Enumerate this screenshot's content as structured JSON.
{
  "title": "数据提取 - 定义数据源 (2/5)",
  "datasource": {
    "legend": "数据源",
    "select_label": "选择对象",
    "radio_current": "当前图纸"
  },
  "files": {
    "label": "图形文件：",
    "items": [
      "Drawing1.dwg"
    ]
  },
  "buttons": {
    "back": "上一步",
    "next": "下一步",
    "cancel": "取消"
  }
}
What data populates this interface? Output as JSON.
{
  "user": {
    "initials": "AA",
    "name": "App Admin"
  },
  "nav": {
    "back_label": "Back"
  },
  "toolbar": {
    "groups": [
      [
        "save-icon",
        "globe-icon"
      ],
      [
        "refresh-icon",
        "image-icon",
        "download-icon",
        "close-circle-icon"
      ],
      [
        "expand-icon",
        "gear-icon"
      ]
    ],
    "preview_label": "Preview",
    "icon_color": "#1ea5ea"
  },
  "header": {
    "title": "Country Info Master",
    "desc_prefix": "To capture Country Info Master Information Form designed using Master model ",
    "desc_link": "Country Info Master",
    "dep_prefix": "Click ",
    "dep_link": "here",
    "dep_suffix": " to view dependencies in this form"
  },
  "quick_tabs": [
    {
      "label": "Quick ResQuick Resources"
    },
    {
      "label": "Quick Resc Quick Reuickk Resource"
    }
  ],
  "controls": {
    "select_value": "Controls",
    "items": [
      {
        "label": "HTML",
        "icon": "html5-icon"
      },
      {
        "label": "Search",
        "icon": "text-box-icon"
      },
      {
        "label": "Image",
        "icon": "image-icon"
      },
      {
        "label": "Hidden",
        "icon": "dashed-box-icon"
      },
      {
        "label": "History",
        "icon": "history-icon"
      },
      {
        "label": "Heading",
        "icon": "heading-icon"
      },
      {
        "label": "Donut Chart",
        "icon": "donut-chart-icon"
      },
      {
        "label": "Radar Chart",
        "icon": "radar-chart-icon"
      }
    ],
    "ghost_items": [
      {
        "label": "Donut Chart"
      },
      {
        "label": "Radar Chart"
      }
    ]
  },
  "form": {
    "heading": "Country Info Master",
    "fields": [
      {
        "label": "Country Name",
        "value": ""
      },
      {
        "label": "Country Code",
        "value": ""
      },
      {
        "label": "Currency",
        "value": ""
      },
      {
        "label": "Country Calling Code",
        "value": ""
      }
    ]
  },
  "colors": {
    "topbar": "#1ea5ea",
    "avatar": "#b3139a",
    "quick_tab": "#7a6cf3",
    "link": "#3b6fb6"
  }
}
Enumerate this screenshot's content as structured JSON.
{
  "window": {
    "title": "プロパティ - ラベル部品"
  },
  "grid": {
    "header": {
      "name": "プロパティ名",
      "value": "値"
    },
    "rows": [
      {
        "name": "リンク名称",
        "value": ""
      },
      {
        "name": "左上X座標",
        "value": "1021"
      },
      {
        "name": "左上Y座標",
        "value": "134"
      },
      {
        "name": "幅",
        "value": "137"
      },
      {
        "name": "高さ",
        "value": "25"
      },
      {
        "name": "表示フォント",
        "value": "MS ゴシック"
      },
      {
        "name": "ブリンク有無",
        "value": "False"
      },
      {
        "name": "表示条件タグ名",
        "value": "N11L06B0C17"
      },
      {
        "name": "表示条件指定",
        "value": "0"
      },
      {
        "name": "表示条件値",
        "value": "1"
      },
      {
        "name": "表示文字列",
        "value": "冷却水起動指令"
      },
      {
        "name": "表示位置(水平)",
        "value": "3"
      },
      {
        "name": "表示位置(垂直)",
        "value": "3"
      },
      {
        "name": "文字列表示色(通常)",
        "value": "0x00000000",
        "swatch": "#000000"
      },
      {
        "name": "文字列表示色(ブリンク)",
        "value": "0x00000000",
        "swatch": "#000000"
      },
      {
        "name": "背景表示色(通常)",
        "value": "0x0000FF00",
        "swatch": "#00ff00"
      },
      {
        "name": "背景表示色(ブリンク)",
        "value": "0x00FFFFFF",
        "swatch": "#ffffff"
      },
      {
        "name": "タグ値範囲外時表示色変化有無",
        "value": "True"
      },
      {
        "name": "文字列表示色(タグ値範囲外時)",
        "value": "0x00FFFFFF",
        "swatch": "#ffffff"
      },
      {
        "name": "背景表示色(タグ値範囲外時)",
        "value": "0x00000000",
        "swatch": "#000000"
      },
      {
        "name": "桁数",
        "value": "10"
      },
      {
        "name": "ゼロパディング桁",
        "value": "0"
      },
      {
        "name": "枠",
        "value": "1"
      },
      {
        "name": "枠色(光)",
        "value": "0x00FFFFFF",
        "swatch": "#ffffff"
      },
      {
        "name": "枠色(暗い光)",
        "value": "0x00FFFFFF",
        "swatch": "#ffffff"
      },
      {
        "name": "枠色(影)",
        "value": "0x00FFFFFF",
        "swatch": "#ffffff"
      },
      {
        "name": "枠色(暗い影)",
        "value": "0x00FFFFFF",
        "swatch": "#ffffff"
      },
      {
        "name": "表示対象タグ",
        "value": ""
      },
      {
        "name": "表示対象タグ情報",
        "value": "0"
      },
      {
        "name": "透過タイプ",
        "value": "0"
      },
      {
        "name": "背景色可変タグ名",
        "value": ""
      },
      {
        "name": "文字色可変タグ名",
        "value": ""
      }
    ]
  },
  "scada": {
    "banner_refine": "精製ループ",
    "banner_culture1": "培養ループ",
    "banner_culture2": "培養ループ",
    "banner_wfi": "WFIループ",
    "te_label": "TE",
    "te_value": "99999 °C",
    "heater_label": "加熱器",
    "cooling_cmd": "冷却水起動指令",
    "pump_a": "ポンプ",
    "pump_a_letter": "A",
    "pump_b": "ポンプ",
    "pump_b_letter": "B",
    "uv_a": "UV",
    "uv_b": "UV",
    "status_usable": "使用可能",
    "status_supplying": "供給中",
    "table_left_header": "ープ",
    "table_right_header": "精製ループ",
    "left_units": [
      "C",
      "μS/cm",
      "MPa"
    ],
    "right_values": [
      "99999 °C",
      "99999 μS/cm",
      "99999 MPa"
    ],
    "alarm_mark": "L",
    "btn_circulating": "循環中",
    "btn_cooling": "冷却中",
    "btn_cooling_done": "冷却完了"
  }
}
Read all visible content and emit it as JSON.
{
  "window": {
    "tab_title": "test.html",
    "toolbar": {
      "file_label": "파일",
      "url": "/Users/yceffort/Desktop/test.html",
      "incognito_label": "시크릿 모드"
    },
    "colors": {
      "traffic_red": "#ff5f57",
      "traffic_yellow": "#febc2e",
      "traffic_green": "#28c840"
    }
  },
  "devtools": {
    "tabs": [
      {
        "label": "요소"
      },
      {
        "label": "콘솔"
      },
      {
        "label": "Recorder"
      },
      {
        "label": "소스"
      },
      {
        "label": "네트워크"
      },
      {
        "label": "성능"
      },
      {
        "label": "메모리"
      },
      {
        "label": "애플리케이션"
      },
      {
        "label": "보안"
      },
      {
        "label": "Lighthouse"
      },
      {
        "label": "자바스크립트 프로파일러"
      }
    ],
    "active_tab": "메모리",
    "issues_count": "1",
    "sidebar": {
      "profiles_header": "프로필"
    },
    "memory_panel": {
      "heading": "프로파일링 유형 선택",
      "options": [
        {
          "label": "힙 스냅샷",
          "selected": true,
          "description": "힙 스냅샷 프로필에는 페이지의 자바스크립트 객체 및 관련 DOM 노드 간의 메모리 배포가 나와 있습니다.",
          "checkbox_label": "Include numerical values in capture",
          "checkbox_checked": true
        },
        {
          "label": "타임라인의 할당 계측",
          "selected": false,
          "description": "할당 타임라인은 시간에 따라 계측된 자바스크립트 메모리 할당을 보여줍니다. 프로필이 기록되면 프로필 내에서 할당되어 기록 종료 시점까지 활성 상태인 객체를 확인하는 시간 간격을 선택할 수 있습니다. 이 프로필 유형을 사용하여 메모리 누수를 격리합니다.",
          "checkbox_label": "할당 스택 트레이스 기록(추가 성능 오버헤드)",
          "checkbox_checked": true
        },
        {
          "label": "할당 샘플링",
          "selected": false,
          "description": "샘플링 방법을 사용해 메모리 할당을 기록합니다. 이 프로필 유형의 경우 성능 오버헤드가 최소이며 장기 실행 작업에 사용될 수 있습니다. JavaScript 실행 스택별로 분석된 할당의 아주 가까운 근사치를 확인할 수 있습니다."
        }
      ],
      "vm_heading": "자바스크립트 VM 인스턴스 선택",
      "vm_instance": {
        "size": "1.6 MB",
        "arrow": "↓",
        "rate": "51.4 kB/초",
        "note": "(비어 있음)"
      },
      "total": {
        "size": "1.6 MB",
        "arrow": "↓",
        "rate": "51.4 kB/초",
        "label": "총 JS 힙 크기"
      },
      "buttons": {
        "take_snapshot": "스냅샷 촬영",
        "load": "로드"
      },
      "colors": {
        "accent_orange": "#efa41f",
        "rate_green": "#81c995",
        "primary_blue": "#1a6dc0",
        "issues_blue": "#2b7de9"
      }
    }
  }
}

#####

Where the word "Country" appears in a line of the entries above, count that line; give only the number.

*ANSWER*
7